◆ Work required ◆
Report only the number of lines in the entries below that hold the word "刘亦菲超话".

*** Opening of The data ***

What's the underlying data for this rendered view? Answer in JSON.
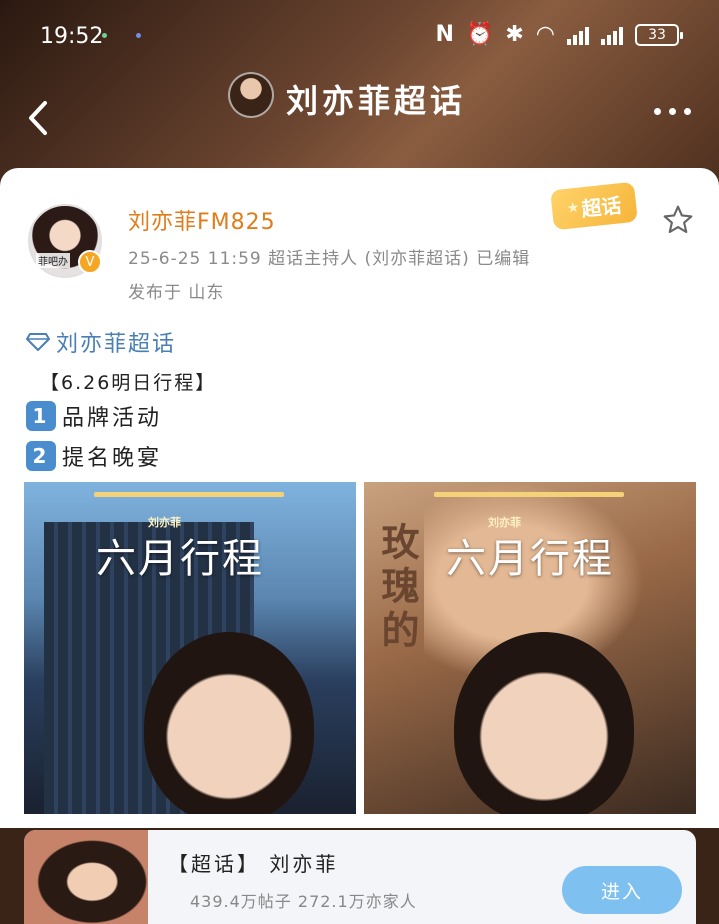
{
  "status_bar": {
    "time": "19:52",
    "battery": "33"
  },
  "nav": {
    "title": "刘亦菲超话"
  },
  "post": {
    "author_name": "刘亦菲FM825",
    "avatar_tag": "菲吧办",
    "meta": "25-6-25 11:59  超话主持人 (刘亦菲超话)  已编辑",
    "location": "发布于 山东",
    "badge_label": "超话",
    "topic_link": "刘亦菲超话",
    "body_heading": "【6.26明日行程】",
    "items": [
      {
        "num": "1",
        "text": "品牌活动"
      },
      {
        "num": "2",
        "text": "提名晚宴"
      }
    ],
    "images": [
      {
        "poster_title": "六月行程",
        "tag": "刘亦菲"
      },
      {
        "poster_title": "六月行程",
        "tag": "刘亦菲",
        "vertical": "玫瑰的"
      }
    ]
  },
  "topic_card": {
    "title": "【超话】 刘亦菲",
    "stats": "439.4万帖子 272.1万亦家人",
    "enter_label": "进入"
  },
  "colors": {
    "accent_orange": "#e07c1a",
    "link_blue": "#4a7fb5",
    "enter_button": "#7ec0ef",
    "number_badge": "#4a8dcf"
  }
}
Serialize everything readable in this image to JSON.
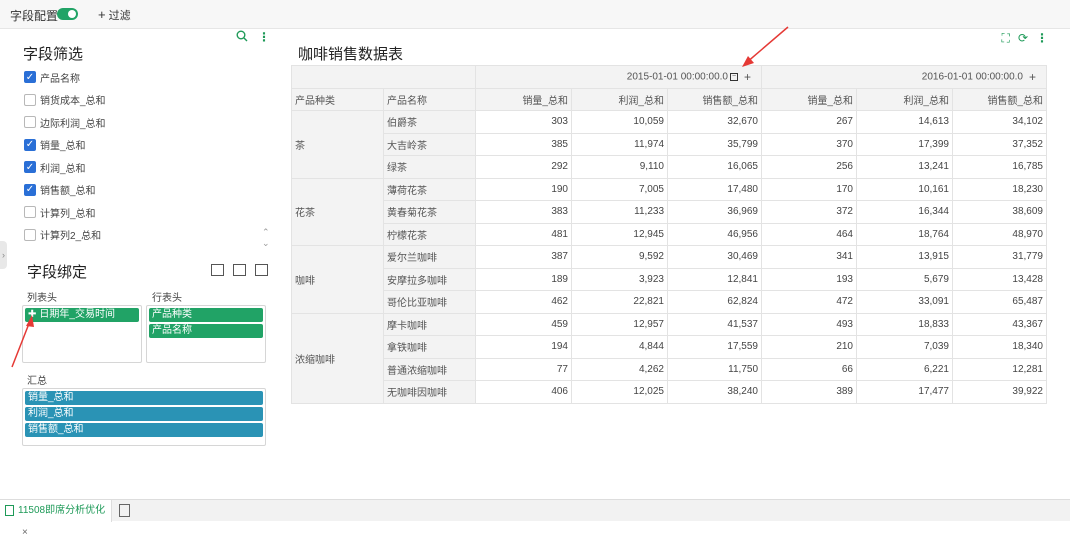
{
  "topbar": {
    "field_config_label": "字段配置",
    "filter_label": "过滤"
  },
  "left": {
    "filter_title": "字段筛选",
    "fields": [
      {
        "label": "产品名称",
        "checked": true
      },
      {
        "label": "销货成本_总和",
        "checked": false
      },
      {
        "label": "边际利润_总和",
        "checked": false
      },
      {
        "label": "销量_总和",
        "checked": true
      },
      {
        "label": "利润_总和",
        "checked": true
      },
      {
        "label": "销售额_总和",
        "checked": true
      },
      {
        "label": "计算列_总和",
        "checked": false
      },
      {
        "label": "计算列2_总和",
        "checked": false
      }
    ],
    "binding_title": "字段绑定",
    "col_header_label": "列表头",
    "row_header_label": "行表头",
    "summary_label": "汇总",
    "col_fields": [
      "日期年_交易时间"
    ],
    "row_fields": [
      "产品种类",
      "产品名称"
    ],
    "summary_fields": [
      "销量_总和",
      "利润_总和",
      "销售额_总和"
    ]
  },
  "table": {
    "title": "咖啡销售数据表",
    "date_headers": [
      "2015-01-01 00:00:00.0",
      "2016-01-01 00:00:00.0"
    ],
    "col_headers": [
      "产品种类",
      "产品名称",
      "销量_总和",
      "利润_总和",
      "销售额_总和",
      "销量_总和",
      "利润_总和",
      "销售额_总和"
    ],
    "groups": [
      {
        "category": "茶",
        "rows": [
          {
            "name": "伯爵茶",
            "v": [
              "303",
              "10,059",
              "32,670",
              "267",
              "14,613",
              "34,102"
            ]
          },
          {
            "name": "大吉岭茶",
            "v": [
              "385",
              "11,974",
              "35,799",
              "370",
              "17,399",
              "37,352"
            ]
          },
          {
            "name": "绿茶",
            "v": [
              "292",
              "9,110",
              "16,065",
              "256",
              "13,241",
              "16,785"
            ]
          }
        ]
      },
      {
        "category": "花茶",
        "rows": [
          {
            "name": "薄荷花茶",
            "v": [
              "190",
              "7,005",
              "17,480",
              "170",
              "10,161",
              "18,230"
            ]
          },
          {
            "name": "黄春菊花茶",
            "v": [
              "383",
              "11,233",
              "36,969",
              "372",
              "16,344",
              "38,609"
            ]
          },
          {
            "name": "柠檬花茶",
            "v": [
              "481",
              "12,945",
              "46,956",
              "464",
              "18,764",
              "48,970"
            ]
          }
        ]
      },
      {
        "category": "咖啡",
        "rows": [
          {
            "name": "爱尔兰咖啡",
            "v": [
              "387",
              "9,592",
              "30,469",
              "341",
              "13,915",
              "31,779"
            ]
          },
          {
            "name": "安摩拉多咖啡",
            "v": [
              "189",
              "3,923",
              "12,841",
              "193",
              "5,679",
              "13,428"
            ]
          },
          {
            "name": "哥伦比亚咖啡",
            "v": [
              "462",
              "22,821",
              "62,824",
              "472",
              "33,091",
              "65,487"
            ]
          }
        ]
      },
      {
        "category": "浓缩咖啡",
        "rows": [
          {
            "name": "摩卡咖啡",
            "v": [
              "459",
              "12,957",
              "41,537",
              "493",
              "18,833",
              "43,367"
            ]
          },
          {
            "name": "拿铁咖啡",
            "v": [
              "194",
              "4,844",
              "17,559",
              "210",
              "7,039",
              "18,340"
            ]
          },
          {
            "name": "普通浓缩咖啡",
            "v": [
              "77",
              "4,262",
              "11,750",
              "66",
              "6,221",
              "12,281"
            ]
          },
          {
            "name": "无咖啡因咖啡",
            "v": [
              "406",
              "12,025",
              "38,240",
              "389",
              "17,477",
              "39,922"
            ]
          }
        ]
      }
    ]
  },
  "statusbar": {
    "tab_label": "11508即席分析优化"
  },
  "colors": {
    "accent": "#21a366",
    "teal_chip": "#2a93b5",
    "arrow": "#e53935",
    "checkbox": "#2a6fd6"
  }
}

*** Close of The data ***

◆ Exercise response ◆
3